Interview ¦ November 5, 2000
Vote results could put U.S. to test

By Lars-Erik Nelson

WASHINGTON - All of a sudden, in a time of peace and prosperity, we face a presidential election that could challenge the integrity of our 211-year-old system of government.

We may wake up Wednesday morning to find a President who has won only a technical victory, with no popular mandate, and who faces a Congress that is either hostile or so equally divided that it will be paralyzed by gridlock.

A once-drowsy election between two mainstream candidates who have been unable, so far, to get more than 50% support from the public has somehow turned into one of the most decisive contests in our history.

Also at stake in Tuesday's national elections:
• Whether you retire in comfort or in poverty.
• Whether you get tax cuts that are across-the-board or targeted toward
specific need - or any tax cut at all.
• Whether abortion remains an unchallenged constitutional right
for women.
• Whether we retreat behind a space-based missile shield and pull our troops
back from their peacekeeping roles overseas.
• And whether the government's role in health care for the elderly and
education is handed off to private entrepreneurs.

At the moment, however, the biggest unknown is the threat to our very system of constitutional government.

If, as now seems possible, Vice President Gore loses the popular vote to Gov. George W. Bush but wins more than 270 Electoral College votes, he will be the constitutionally elected President.

But, especially if Republicans keep control of the House and Senate, Gore would be tainted and perhaps even crippled for his entire term, unable to claim any kind of popular mandate and regarded by many of his foes as illegitimate.

“God help us if there's a split decision,” says pollster John Zogby. “I think you'd see a full-blown effort to delegitimize the winning candidate to the point of not recognizing his authority.”

Former Republican National Chairman Haley Barbour says there would be-and could be-no opportunity to change the outcome by lobbying the 538 presidential electors. “Whoever gets those 270 votes is going to be the President, legitimately,” he said. “That's the system we have.”

The political reality is different. In 1992, after President Bush lost to Bill Clinton, former Sen. Bob Dole (R-Kan.) said he represented the 57% of Americans who voted against Clinton. In 1997, after Clinton won again, former House Speaker Newt Gingrich (R-Ga.) refused to answer with a simple yes when I asked him seven times whether Clinton was the legitimately elected President.

So not only is the presidency at stake, so is our system of governing.

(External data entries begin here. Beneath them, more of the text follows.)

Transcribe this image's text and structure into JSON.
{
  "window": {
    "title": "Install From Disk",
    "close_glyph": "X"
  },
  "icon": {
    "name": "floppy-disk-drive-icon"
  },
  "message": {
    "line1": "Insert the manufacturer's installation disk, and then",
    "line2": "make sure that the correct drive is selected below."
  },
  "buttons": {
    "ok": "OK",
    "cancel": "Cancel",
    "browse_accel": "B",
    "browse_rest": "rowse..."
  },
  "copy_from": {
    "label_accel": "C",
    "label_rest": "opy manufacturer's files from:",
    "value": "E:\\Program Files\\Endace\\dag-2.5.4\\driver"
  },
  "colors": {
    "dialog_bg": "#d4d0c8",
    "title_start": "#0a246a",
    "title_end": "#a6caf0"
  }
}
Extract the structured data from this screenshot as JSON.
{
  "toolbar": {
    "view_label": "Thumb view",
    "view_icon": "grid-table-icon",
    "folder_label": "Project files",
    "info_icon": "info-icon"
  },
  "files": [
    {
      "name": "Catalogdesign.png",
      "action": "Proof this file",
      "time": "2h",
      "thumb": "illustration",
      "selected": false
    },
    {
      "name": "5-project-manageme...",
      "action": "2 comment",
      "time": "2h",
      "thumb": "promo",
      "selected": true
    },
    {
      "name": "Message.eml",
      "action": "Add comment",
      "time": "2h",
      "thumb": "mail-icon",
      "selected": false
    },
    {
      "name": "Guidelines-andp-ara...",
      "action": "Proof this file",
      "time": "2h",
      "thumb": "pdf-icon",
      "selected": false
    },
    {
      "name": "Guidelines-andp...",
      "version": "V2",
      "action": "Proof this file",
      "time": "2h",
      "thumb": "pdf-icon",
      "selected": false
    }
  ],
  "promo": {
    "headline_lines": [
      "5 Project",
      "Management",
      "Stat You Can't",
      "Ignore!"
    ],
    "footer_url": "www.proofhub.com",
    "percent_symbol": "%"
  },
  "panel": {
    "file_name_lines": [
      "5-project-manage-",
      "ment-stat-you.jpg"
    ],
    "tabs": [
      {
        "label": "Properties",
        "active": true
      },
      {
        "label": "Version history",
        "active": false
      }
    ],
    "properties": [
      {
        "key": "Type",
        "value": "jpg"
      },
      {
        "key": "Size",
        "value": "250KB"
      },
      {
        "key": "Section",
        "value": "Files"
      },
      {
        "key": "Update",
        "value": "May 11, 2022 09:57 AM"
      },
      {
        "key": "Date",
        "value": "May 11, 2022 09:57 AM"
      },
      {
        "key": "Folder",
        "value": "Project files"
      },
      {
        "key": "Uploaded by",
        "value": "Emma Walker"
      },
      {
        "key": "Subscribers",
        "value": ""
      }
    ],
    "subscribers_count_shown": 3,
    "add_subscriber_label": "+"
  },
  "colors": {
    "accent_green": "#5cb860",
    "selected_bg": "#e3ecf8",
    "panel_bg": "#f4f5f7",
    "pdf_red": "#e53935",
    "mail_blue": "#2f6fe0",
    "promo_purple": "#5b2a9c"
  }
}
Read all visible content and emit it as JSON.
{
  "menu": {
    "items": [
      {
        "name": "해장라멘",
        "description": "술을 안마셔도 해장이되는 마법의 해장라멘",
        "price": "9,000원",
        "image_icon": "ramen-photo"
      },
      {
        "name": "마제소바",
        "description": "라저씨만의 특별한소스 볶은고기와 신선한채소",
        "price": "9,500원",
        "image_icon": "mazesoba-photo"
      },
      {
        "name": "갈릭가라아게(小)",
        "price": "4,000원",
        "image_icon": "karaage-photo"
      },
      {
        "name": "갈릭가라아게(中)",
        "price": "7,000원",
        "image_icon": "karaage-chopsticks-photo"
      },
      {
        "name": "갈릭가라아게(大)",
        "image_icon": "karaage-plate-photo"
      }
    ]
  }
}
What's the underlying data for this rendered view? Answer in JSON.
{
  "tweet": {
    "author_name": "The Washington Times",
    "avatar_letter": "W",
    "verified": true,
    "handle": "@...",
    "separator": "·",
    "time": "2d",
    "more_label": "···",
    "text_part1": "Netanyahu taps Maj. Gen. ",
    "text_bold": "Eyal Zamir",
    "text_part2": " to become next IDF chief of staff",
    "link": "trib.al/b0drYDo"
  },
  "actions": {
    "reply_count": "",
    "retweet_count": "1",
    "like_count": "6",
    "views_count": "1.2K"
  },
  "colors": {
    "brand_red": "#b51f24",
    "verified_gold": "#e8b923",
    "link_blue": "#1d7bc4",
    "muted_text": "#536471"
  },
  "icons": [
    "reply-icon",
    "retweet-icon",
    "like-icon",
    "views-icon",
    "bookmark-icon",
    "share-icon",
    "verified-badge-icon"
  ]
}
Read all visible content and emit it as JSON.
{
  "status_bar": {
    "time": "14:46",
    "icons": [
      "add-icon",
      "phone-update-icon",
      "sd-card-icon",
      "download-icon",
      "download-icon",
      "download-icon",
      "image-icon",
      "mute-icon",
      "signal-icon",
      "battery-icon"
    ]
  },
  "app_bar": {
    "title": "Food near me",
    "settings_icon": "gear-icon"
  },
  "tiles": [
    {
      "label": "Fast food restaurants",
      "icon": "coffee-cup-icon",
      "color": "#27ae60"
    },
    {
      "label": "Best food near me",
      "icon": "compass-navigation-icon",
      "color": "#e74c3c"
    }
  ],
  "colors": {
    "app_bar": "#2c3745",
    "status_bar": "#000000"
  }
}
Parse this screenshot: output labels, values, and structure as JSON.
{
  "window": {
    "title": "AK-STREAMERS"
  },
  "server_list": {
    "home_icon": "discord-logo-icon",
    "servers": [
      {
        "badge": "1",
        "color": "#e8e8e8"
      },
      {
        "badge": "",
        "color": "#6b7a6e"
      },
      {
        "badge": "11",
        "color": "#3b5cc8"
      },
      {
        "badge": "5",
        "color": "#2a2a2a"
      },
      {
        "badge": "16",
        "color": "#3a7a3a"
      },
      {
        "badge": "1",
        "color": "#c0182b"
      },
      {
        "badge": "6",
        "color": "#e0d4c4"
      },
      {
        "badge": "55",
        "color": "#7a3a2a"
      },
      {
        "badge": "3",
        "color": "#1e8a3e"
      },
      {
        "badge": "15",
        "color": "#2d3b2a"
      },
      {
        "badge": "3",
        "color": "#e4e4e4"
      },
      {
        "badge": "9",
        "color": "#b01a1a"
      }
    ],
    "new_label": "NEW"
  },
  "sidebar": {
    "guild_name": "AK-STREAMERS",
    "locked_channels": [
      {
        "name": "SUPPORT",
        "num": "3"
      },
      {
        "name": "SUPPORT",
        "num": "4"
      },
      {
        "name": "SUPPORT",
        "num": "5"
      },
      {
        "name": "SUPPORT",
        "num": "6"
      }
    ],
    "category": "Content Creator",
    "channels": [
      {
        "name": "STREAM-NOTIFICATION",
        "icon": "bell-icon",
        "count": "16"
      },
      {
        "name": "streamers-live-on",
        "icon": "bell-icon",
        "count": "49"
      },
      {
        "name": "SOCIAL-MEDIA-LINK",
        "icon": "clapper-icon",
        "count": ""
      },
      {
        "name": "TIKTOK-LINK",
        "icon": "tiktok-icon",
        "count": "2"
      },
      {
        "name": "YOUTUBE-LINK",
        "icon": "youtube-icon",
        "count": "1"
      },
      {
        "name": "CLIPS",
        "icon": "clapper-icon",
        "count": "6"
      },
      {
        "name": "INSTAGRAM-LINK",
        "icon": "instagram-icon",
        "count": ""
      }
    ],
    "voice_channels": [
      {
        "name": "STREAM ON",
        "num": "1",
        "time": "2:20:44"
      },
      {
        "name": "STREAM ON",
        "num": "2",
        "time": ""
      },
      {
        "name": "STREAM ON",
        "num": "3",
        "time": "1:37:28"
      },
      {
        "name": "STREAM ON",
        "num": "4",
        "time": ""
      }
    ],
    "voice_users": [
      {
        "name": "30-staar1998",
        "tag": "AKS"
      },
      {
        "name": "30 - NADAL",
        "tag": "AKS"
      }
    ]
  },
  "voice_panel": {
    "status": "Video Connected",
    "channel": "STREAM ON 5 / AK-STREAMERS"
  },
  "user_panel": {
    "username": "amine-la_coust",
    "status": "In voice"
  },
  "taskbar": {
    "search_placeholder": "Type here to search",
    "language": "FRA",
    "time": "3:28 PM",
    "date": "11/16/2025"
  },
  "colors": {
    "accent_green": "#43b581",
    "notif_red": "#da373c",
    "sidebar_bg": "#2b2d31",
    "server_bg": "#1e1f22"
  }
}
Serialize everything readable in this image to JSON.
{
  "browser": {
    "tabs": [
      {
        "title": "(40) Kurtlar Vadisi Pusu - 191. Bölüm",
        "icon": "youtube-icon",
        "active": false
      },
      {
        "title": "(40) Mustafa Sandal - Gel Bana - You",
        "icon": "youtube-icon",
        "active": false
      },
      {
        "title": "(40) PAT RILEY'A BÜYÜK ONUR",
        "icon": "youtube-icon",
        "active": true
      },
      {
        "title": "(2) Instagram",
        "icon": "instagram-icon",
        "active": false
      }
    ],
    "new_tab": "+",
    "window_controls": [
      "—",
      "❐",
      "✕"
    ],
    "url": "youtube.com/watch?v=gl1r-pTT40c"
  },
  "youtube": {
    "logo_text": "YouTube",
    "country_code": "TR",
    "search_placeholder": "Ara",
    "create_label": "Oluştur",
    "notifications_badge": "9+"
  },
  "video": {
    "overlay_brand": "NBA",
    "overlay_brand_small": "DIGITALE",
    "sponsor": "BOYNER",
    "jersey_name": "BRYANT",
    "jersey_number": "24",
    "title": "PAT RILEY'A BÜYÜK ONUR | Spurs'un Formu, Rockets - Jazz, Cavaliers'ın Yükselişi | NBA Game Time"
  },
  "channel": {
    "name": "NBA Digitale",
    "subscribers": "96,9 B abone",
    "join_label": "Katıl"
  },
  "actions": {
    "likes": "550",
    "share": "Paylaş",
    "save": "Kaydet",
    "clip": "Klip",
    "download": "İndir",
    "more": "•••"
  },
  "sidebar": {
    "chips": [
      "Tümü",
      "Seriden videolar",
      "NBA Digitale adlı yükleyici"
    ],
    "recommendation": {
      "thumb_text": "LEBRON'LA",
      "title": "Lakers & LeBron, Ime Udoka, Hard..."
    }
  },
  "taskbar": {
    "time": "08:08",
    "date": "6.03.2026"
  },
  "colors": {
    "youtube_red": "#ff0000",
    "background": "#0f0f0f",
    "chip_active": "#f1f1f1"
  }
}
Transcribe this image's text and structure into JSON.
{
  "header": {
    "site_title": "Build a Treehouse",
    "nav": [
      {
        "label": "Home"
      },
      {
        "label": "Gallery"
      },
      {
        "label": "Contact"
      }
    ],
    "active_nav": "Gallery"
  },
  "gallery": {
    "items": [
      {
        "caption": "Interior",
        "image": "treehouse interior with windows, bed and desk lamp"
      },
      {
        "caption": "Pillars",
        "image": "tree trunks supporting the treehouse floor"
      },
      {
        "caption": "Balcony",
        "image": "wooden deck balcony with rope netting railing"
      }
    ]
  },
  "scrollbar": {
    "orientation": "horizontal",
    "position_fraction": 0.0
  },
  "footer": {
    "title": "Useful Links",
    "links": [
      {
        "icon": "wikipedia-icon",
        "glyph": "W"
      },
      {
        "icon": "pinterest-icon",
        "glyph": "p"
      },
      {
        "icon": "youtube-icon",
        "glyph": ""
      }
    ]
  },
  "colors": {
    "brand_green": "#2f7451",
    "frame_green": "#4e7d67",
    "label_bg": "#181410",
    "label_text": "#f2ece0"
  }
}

Also under threat is the current guaranteed retirement benefit provided by Social Security - and perhaps even the health of the stock market.

David Langer, a consulting actuary in New York, argues that Bush's plan to divert Social Security taxes to private accounts has a little-noticed but basic flaw.

Bush's plan would divert up to $80 billion a year into the stock market (assuming most taxpayers participate). This flood of cash would drive up the price of stocks way beyond the value of their dividends.

Therefore, your retirement earnings would not be a safe investment, like blue-chip stocks that pay steady dividends. They would be dependent on capital gains - whether the stock rises or falls in value. When stocks are divorced from their real underlying value, the market turns into a casino. Instead of getting a guaranteed retirement, you would be playing roulette.

If Bush wins - and keeps a Republican Congress - he has promised his supporters to oppose abortion and will at the least sign a bill outlawing partial-birth abortions. Though he denies he has any litmus tests, he would probably appoint right-to-life judges to the Supreme Court with the aim of overturning the abortion rights contained in the Roe vs. Wade decision, though some believe that outcome is unlikely.

Bush also plans to privatize, at least in part, the current Medicare health insurance system and public education, both by the use of vouchers to enable taxpayers to buy these services on the private market.

His tax-cut plan is skewed to the wealthiest 1% of taxpayers, as opposed to Gore's plan, which targets tax cuts toward dependent care, conservation, tuition expenses and other specified activities.

On foreign policy, the country would no doubt remain on its current course, even though Bush has questioned U.S. peacekeeping operations abroad. The reality is that Bush and his top advisers come from the same Establishment that has set current policy.

One potentially bottomless expense is Bush's intention to build a space-based missile defense system, whose cost could reach the skies.

BOTH CANDIDATES pledge to provide prescription drug care for the elderly, but Bush's plan would cover only the poorest retirees. Gore's somewhat costlier proposal would cover all retirees who sign up for it.

Finally, the election will determine the future of the two political parties. If Gore loses and Hillary Rodham Clinton wins a Senate seat in New York, she will be the Democrats' major celebrity, and could push the party further to the left to regroup with Ralph Nader backers.

If Bush loses, the Republicans' star will be Sen. John McCain (R-Ariz.), who mobilized millions of voters eager to reform the political finance system.

Either way, this seemingly endless, sleepy contest has suddenly become one of our most dramatic elections ever.